Excerpts from an interface dataset
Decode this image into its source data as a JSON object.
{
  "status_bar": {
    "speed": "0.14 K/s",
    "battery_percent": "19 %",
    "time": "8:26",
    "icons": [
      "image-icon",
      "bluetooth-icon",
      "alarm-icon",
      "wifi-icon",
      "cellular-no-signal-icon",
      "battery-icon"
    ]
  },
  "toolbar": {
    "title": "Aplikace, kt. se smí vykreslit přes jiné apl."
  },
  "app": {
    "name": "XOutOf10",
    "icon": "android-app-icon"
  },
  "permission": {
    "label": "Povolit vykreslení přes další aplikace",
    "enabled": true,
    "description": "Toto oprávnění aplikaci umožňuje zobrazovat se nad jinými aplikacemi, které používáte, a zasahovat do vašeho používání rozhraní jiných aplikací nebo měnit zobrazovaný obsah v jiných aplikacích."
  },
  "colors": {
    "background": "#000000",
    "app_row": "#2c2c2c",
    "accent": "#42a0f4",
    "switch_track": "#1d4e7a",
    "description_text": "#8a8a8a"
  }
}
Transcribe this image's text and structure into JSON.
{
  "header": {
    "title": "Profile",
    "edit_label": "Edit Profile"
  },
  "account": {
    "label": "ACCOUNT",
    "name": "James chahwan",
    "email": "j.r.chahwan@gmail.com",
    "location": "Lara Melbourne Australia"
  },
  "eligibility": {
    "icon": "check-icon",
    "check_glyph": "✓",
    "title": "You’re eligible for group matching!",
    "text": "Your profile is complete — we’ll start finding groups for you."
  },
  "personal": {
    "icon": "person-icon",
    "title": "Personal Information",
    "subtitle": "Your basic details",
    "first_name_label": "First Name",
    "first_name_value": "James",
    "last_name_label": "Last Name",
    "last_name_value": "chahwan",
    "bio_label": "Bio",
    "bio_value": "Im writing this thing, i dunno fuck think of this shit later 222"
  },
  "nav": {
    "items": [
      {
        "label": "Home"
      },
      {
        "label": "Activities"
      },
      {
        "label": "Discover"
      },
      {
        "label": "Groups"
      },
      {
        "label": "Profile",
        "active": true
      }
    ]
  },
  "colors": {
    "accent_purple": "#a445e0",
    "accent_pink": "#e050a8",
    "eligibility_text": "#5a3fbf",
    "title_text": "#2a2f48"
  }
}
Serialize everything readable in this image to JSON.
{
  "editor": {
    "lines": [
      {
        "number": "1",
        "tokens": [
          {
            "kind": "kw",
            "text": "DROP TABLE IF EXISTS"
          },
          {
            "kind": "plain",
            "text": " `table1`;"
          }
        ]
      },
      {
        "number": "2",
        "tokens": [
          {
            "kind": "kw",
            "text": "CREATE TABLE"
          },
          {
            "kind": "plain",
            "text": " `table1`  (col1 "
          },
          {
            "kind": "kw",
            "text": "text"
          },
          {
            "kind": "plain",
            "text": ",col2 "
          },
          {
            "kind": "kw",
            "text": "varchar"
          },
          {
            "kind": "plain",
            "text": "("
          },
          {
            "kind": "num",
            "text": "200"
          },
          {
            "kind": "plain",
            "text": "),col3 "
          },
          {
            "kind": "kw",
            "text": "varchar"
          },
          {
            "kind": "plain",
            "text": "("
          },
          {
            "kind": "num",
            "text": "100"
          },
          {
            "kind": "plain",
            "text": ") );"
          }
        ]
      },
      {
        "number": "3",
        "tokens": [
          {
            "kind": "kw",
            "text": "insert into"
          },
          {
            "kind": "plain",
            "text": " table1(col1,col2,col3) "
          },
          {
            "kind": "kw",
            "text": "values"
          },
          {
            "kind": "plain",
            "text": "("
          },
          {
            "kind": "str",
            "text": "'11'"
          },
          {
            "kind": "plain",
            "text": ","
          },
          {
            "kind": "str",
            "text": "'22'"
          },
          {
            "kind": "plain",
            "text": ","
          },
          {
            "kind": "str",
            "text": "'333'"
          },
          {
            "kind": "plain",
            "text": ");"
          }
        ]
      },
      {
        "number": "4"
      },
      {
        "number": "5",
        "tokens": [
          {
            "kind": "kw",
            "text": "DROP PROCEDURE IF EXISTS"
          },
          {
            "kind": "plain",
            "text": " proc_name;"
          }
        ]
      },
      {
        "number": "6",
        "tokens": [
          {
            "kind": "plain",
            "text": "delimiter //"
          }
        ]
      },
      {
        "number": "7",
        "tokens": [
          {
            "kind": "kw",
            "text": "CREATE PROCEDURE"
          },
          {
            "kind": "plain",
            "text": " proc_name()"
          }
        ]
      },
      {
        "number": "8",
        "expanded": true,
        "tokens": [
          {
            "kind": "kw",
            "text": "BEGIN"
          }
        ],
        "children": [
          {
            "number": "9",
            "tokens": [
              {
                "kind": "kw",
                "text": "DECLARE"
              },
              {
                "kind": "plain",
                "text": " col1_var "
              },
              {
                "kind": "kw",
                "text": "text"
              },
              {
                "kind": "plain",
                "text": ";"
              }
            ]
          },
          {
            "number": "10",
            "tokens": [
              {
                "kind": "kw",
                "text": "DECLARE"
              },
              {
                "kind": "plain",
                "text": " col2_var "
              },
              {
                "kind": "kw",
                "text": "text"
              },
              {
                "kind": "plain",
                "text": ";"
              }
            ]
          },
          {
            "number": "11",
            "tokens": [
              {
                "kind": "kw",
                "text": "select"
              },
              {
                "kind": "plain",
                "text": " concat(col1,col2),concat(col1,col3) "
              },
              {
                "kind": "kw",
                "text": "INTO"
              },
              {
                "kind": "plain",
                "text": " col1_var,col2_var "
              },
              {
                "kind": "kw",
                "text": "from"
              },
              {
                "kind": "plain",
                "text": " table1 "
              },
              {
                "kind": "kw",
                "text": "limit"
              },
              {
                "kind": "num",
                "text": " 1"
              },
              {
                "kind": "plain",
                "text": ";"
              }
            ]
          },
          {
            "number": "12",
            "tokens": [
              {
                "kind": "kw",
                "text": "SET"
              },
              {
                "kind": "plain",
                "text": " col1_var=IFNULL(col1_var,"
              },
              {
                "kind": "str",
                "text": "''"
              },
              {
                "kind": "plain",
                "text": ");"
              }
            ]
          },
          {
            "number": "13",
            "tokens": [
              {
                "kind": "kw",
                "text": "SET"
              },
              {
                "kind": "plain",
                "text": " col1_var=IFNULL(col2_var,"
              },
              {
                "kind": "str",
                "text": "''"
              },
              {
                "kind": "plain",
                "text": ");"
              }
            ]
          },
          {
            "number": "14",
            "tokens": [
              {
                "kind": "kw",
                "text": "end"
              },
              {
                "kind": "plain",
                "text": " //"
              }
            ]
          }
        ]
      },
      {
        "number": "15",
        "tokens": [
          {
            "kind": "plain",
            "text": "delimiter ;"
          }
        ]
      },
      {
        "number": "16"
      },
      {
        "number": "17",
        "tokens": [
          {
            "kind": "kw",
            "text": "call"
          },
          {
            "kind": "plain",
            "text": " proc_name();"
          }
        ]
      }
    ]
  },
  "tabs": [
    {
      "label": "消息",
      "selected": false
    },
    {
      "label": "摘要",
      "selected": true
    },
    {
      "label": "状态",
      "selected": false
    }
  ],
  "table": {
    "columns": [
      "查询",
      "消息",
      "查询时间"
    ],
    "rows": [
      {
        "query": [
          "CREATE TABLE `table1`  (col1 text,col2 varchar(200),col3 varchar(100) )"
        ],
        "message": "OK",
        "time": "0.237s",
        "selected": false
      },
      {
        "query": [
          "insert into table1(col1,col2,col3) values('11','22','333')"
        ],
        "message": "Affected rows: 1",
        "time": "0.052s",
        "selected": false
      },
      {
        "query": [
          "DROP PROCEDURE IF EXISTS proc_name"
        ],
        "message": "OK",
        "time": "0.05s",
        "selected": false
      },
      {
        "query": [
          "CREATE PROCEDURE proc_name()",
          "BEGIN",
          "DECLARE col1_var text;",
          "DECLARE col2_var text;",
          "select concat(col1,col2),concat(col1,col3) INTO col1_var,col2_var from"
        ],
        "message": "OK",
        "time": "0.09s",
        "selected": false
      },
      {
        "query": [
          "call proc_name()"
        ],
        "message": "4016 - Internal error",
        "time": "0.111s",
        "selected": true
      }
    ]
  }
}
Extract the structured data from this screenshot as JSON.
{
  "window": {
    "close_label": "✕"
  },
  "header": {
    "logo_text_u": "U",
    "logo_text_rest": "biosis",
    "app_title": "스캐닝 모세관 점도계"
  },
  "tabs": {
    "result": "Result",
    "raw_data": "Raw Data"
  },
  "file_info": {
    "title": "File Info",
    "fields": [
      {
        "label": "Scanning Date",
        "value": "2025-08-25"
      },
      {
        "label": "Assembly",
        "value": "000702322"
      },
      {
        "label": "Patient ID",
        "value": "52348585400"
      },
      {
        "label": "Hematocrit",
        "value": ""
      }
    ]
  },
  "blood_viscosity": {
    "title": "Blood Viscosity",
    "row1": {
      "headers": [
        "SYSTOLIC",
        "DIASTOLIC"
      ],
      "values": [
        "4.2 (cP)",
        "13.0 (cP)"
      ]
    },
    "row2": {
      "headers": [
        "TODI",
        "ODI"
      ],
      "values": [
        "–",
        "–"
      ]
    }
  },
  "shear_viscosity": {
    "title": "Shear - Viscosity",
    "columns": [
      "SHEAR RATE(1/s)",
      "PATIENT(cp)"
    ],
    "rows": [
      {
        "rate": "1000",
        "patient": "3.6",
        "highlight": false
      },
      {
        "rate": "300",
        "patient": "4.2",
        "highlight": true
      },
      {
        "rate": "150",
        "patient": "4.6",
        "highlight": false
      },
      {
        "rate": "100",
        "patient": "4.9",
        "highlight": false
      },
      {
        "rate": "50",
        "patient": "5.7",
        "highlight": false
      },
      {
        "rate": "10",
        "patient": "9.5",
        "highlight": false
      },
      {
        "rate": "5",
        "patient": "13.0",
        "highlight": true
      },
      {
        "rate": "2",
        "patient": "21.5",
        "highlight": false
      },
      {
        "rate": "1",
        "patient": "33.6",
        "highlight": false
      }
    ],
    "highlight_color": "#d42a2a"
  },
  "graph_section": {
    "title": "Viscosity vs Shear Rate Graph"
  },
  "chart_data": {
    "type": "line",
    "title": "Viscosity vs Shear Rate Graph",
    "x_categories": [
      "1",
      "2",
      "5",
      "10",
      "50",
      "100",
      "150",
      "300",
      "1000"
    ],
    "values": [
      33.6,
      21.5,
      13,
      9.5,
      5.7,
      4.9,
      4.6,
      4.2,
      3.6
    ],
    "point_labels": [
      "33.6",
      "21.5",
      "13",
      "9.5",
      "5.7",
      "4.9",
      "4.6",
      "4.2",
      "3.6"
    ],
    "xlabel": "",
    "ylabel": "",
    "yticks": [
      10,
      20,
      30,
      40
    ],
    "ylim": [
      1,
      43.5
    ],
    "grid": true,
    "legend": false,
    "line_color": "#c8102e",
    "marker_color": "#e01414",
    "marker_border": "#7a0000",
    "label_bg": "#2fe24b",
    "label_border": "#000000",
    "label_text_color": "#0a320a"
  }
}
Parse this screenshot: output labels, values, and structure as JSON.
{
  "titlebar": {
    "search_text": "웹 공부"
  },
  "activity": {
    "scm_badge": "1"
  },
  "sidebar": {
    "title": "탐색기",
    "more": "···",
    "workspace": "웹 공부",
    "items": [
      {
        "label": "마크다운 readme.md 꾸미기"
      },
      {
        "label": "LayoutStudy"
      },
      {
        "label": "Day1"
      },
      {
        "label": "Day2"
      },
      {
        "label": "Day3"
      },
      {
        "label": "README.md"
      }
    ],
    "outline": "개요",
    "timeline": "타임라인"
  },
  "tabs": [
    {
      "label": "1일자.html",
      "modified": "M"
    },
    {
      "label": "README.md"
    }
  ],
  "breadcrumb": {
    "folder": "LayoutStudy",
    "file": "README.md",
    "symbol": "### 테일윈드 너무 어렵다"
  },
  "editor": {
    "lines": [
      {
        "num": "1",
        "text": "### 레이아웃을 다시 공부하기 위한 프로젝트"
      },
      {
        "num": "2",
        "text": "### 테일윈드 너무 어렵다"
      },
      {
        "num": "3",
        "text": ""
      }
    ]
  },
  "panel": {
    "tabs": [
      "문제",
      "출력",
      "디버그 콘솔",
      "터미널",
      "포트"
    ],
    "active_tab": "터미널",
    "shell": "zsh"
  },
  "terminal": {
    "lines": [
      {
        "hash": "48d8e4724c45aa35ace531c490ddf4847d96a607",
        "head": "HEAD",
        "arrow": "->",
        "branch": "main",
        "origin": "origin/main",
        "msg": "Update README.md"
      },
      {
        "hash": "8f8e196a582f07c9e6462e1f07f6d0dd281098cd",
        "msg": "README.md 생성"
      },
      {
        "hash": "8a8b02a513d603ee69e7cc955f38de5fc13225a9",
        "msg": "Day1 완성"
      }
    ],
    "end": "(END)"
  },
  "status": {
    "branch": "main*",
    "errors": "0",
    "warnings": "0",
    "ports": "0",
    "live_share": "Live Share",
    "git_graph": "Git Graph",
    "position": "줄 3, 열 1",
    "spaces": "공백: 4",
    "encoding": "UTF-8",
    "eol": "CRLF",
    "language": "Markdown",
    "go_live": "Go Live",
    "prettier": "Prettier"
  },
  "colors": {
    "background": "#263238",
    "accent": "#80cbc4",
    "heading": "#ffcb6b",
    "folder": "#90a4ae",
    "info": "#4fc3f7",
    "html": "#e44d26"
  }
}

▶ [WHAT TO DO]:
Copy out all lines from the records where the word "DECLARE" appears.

▶ [RESULT FOR THIS EXERCISE]:
                "text": "DECLARE"
                "text": "DECLARE"
          "DECLARE col1_var text;",
          "DECLARE col2_var text;",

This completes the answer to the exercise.